**Exercise:** Using the string "props" as the key, pull each matching line out of the records below.

◇ ◇ ◇ ◇

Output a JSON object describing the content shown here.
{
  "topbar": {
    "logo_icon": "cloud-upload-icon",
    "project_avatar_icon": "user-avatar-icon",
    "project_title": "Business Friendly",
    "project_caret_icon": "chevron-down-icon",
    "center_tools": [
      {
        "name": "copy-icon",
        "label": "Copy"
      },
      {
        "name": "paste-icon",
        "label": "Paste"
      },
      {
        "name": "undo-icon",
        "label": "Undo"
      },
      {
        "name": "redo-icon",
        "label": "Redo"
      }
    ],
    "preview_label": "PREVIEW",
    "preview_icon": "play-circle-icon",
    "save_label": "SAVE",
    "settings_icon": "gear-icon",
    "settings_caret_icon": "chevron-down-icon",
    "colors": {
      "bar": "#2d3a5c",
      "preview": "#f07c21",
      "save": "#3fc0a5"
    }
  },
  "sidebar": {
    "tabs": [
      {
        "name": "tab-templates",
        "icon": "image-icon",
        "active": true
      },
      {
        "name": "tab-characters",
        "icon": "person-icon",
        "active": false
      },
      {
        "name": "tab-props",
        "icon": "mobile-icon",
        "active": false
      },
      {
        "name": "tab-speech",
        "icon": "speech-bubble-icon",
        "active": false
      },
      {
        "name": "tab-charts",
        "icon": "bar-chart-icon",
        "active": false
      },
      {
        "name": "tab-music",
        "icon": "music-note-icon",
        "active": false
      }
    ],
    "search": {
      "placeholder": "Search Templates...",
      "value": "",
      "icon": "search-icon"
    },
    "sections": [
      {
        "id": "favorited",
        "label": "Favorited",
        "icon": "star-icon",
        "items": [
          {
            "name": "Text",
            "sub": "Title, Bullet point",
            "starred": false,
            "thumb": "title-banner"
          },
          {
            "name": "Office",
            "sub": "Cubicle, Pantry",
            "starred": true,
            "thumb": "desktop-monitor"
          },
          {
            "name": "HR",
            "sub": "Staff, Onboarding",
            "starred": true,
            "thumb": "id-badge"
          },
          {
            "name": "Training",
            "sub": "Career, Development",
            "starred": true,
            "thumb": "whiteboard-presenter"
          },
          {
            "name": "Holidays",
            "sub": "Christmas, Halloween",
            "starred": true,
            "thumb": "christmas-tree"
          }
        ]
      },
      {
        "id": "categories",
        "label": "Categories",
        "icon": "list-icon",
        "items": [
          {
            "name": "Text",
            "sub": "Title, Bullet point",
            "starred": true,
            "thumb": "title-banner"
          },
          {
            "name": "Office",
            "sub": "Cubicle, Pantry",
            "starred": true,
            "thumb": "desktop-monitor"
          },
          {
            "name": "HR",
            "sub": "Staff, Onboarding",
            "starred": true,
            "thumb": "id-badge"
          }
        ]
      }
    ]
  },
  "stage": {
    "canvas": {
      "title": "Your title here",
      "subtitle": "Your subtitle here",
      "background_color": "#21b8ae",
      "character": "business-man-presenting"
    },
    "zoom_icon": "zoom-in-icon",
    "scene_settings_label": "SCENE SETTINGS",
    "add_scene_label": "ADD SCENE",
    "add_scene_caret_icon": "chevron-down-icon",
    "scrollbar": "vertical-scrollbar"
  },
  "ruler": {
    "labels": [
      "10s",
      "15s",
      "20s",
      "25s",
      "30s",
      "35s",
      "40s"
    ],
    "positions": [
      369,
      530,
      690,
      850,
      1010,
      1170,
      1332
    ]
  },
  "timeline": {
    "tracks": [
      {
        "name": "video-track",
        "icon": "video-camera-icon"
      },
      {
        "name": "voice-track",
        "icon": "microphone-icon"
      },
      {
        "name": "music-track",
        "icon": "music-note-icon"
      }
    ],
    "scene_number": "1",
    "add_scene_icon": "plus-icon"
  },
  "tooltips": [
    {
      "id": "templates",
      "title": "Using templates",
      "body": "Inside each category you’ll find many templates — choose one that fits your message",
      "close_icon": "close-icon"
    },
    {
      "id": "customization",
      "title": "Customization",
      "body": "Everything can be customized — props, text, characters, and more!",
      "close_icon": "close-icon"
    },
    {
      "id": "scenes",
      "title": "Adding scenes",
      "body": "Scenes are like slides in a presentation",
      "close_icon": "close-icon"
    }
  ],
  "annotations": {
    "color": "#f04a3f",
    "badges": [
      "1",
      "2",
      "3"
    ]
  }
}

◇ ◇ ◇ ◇

**Answer:**
        "name": "tab-props",
      "body": "Everything can be customized — props, text, characters, and more!",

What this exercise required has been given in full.